'Aladdin' casting spurs controversy
By Shirrel Rhoades
Saturday, June 1, 2019
Which genie do you like best — Robin Williams or Will Smith?
Both actors have played Aladdin’s djinn in a bottle. Well, a magic lamp actually.
Both versions are Disney movies, one an animated cartoon, the other live action. The Mouse House does that, take several bites from the same apple, redoing its films as animations, live action, theme park rides, TV series, video games, even touring shows on ice. More bang for the buck.
In this case, Disney has appropriated a middle-eastern folk tale, one of the “One Thousand and One Nights,” (“The Arabian Nights”), a series of stories supposedly told by Scheherazade to postpone her execution by the King.
As proof of this appropriation, the posters plainly state: “Disney Aladdin.” Just like their retelling the tale of Ebenezer Scrooge was rebranded as “Disney’s A Christmas Carol” for theatrical distribution. Sorry about that, Charles Dickens.
In this new live-action Arabian nights story, we have Mena Massoud as the street urchin Aladdin, Naomi Scott as Princess Jasmine, and Marwan Kenzari as the conniving Grand Vizier Jafar. And, oh yes, we have Will Smith as the big blue genie in the lamp.

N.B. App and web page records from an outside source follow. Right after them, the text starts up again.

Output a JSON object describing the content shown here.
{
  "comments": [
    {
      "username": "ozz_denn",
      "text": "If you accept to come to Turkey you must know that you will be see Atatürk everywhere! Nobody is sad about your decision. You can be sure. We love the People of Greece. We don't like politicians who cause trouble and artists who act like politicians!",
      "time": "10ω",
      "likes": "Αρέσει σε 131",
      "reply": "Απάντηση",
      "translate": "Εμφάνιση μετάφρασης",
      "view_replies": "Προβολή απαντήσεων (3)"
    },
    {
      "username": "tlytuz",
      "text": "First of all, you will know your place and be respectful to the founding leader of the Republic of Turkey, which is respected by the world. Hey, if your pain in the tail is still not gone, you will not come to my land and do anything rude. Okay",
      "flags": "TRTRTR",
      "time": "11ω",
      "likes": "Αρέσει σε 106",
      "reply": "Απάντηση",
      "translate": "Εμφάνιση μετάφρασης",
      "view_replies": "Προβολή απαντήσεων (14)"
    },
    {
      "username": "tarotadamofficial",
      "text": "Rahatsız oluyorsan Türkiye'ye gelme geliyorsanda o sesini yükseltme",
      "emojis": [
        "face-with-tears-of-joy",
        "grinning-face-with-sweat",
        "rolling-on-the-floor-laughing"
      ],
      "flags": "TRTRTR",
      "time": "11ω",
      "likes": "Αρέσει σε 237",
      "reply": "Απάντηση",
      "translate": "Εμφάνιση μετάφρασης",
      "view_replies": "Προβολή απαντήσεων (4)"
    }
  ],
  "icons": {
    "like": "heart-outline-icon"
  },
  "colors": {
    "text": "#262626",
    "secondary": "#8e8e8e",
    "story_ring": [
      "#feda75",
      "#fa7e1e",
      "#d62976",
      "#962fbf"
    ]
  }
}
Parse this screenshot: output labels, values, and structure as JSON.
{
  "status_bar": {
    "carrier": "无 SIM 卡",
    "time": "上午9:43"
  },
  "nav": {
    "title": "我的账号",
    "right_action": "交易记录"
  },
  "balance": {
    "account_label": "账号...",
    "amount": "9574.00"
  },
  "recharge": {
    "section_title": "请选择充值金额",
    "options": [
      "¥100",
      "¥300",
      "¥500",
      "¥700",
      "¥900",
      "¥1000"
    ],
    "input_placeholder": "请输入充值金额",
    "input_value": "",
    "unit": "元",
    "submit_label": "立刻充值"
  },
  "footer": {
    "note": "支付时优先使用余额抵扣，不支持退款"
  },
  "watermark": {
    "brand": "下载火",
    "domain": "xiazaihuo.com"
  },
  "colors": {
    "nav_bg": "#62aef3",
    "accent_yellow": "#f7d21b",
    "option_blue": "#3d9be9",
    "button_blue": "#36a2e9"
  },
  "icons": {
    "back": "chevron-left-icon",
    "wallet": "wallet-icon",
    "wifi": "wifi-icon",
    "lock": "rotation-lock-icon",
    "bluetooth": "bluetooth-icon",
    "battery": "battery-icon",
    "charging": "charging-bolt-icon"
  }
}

The plot is all about a magical lamp. With flying carpets,
Jafar: “I can make you rich ... rich enough to impress a princess.”
Aladdin: “What do I have to do?”
Jafar: “There’s a cave of wonders. Bring me a lamp.”
And up pops Will Smith with a shaved blue head and a topknot.
Not surprisingly, Aladdin is taken aback by this sudden appearance.
Says the apparition: “You really don’t know who I am? Genie, wishes, lamp, none of that rings a bell?”
This version of “Aladdin” was directed by Guy Ritchie. As one early viewer put it, “Guy Ritchie really does bring this animated classic to life with a spectacular cast with both new and original songs that have so much heart, love and power in them.”
Alan Menken again provides the music, with lyrics by Tim Rice, Howard Ashman, Benj Pasek and Justin Paul. You’ll hear “A Whole New World” and “Friend Like Me” along with “One Jump Ahead” and “Speechless,” among others. Smith returns to his musical roots to perform “Prince Ali.”
More than 2,000 actors and actresses auditioned for the roles of Aladdin and Jasmine, but finding a male lead of Middle-Eastern or Indian descent in his 20s who could act and sing proved difficult.
Some purists have complained about the movie’s “whitewashing” … uh, make that blackwashing. “ I hate when this movie is based on Middle-Eastern culture but yet we have a genie who is black. Why wouldn’t it be just a Middle-Eastern cast playing it. Heck, they make ‘Black Panther’ 99 percent black but wouldn’t made ‘Aladdin’ Middle-Eastern?”
Aside from Smith being African-American and Marwan Kenzari an award-winning Dutch actor, the casting of non-Arab actor Naomi Scott (British with an Indian mother) led to additional controversy. And when a new part was created for caucasian actor Billy Magnussen, the outcry was dubbed “the white dude row.”
However, titular star Mena Massoud was born in Egypt. Nasim Pedrad (Jasmine’s handmaiden) was born in Iran, as was Navid Negahban (The Sultan). Numan Acar (head of the palace guards) is Turkish. And Ocean Navarro (Little Acrobat) was born in Saudi Arabia.
“This is the most diverse cast ever assembled for a Disney live action production,” says a Disney spokesperson. “More than 400 of the 500 background performers were Indian, Middle Eastern, African, Mediterranean and Asian.”
Despite this pronouncement, it was reported that brown makeup was applied to the numerous white extras during filming to help them “blend in.”
Disney responded: “Diversity of our cast and background performers was a requirement and only in a handful of instances when it was a matter of specialty skills, safety and control (special effects rigs, stunt performers and handling of animals) were crew made up to blend in.”
Although Aladdin is set in a fictional country called Agrabah, fans generally assume it represents some part of the Middle East. After all, the first English-language book containing the Aladdin story (c. 1706-1721) was titled “The Arabian Nights Entertainment.”
Disney execs should be rubbing on that magic lamp, asking the genie to make this controversy go away.